Farmers are a pretty canny lot and constantly innovating. But whilst we have seen major changes to the agriculture system driven by mechanisation and computers in the past, we are facing a time of unprecedented change.
I have to say I experienced something pretty special just the other week.
It was Global Table at the Melbourne Show Grounds earlier in September. Billed as an event that brings together the world’s brightest minds to solve our biggest food challenges, it had much to live up to.
I recall sitting in a café back in May this year sipping a macchiato and eating a flaky pastry.
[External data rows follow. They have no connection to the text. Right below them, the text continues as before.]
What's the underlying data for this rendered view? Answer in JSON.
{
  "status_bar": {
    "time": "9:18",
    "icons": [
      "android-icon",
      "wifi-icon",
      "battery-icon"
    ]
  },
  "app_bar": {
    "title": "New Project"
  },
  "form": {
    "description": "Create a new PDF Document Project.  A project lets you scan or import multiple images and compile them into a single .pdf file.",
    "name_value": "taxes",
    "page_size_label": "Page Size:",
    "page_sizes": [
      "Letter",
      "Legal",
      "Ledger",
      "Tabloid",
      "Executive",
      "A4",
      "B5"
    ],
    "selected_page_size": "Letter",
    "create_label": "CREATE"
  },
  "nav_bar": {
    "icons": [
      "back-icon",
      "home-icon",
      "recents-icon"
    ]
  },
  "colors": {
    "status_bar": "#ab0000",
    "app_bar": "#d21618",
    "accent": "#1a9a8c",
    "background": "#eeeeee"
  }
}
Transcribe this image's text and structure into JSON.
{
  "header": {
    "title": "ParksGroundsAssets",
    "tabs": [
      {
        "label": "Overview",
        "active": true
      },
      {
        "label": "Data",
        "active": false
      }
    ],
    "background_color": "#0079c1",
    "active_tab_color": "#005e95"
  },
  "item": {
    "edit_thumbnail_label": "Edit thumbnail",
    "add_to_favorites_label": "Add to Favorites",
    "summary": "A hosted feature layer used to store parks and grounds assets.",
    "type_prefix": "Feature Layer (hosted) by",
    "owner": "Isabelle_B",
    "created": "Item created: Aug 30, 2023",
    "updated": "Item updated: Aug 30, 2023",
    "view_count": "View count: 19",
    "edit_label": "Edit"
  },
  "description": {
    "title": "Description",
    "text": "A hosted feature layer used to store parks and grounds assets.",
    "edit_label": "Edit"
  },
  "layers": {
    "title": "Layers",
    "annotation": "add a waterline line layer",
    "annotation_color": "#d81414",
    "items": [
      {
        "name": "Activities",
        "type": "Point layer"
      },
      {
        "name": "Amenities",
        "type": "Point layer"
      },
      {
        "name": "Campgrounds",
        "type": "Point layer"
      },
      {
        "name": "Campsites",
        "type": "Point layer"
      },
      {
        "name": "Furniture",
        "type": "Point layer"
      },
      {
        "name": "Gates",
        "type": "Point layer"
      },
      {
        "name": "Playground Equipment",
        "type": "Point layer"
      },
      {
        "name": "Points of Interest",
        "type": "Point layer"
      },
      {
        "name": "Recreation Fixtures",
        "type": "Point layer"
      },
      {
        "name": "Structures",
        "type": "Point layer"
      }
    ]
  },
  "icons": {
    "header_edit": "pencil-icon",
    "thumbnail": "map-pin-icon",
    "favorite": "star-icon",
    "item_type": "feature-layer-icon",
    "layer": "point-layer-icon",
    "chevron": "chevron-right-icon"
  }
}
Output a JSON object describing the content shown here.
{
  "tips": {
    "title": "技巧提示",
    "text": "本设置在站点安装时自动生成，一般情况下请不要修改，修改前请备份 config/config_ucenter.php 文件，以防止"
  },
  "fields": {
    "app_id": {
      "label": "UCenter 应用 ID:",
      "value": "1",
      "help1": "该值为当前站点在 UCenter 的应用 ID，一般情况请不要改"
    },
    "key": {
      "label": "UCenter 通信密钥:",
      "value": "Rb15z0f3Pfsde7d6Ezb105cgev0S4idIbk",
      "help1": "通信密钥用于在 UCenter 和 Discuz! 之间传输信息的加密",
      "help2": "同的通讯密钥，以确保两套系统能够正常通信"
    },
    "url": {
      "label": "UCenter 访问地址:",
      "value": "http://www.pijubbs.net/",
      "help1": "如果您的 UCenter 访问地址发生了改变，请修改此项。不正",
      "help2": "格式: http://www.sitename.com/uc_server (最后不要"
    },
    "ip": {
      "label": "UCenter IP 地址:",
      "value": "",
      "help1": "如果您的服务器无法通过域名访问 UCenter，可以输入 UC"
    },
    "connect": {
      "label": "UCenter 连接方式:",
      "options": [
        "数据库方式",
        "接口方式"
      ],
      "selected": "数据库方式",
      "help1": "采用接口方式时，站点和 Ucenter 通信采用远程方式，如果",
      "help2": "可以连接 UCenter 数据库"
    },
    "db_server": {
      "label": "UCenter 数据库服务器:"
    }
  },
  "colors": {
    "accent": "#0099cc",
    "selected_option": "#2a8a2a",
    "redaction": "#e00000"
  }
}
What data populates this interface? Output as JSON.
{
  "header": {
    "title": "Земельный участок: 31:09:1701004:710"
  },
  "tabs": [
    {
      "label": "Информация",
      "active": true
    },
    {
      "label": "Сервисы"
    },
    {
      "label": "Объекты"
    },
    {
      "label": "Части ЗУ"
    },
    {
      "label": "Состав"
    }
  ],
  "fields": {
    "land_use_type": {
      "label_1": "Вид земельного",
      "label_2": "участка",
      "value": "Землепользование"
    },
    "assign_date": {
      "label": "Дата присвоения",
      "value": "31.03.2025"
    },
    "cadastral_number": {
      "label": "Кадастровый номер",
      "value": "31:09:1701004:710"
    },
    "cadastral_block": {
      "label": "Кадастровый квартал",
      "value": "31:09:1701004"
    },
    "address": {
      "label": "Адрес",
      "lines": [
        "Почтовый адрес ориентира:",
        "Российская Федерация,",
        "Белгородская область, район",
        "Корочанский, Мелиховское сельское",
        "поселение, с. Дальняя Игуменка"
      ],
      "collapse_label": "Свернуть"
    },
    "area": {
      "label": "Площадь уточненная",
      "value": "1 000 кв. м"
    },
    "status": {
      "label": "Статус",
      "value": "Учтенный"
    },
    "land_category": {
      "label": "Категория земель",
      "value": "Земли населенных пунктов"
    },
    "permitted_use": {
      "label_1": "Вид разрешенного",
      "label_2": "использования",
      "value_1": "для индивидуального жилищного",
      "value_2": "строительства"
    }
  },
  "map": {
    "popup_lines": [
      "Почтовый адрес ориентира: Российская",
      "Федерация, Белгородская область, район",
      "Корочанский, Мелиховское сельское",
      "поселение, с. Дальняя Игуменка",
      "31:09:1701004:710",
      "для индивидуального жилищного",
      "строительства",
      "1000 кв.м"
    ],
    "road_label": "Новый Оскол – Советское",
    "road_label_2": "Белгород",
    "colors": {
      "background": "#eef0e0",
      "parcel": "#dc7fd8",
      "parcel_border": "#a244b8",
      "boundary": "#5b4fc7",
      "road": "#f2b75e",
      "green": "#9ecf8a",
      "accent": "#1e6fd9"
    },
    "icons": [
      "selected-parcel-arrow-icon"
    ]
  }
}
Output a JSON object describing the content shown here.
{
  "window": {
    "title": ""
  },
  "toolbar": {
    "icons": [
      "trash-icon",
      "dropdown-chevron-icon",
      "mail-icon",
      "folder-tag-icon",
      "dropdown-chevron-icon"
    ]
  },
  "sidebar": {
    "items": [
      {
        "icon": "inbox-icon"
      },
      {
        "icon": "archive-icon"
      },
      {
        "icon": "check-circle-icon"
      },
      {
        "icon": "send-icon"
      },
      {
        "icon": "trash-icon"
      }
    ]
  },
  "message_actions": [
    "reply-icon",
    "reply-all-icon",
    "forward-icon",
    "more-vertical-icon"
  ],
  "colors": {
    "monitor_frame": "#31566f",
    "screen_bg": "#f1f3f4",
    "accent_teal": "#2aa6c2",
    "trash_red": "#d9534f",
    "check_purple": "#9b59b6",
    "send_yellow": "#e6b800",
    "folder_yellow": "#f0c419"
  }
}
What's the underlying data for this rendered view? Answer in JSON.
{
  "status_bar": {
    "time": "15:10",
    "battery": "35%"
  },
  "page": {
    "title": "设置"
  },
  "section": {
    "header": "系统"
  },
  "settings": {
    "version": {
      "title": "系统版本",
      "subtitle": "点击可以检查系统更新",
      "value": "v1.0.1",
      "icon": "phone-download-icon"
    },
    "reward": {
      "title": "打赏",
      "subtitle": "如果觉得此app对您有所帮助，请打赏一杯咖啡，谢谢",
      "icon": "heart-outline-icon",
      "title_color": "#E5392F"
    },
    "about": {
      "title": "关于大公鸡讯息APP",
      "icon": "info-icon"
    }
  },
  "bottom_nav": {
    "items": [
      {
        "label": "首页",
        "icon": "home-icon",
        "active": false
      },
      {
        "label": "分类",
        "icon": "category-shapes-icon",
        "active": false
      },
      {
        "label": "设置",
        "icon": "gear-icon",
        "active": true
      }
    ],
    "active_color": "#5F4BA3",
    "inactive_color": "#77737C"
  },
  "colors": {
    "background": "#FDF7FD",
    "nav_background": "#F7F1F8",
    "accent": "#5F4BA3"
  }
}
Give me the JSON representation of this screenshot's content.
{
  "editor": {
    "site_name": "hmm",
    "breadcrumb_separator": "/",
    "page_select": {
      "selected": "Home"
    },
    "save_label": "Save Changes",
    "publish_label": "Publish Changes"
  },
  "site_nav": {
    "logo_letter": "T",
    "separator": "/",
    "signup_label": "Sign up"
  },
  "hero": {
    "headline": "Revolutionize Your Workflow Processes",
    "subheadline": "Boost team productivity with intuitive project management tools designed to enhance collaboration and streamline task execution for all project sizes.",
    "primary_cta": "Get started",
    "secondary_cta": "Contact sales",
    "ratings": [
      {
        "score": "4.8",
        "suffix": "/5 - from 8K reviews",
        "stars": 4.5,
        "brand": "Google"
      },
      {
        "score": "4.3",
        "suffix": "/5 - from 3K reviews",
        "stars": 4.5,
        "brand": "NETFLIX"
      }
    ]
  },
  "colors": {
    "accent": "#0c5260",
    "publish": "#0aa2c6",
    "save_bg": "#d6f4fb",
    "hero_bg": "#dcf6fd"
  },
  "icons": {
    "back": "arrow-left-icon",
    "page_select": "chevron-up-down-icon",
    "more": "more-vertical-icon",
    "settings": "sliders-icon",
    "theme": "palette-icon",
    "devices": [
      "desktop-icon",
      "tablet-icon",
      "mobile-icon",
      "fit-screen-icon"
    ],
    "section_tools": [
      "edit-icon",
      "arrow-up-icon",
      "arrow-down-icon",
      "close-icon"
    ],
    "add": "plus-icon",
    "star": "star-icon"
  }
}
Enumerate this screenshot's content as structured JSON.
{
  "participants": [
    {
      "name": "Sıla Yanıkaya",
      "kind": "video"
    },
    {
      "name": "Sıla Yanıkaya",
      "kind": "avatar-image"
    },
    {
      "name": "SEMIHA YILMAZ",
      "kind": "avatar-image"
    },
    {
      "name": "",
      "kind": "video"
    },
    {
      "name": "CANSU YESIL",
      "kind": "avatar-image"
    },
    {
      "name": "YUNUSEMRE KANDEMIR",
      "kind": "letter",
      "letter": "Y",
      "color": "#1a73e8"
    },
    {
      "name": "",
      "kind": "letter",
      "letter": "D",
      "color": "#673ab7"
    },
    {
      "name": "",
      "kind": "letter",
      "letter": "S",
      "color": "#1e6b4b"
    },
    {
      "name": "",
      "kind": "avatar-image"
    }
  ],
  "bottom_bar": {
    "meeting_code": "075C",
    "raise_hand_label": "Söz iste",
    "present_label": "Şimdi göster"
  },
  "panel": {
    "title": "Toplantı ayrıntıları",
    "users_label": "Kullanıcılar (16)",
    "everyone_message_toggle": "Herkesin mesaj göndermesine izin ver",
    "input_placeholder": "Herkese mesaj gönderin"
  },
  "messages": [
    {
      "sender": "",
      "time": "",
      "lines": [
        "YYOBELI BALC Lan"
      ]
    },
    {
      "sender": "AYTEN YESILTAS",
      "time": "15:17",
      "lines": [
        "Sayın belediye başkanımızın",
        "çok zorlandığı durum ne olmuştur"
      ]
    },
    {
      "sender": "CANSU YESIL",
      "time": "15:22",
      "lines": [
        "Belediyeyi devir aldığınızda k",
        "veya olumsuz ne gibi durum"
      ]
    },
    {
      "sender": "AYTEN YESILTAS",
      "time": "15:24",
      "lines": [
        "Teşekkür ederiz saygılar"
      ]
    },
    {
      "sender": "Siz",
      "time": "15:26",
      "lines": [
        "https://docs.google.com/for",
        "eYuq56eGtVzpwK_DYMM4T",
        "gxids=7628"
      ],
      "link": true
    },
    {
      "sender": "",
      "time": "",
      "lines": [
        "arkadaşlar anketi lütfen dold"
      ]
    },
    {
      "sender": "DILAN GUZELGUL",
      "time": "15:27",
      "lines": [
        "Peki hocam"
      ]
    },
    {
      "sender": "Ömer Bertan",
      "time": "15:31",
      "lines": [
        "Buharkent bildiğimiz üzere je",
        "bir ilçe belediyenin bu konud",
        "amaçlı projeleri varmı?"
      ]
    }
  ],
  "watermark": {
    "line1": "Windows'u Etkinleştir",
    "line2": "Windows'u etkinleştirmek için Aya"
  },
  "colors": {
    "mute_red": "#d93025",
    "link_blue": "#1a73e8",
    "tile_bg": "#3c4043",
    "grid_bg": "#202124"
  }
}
Early morning in Milan was a sight, and out of the window I remember seeing the Duomo cathedral rising majestically out of the central square.Continue reading “Future Food Fashions Trending in Milan”
With all the changes and pressures afoot in the food industry, and with international targets clearly defined through several of the United Nations Sustainability Goals, what can we expect our food to look like in the future?
Let us be in no doubt, food production and processing is in the midst of the biggest change since the industrial revolution.
As you sit down to your next meal, concerns about food waste are probably furthest from your mind.
But instead of just making you feel guilty about it – and heaven knows there are enough issues flying around at the moment to cover off on that emotion – lets look at what can be done about food waste.
WITH food production and processing going through its biggest change since the industrial revolution, what can we expect our food to look like in the future? Some of these advances will be to the product we eat, some will be to the packing the product comes in and some will not be so obvious, but will be major changes to the way food is produced.
The United Nations Food and Agriculture Organisation (FAO) has estimated that a third of all food produced globally is wasted, that’s 1.3B tonnes.
To put that in context, the Great Pyramid at Giza weighs about 5 million tonnes. If that were food waste it would weigh about 1.4 million tonnes (because food is less dense than stone), so the amount of food waste produced globally is equivalent to just less than 1000 Great Pyramids of Giza.
That’s a lot of food.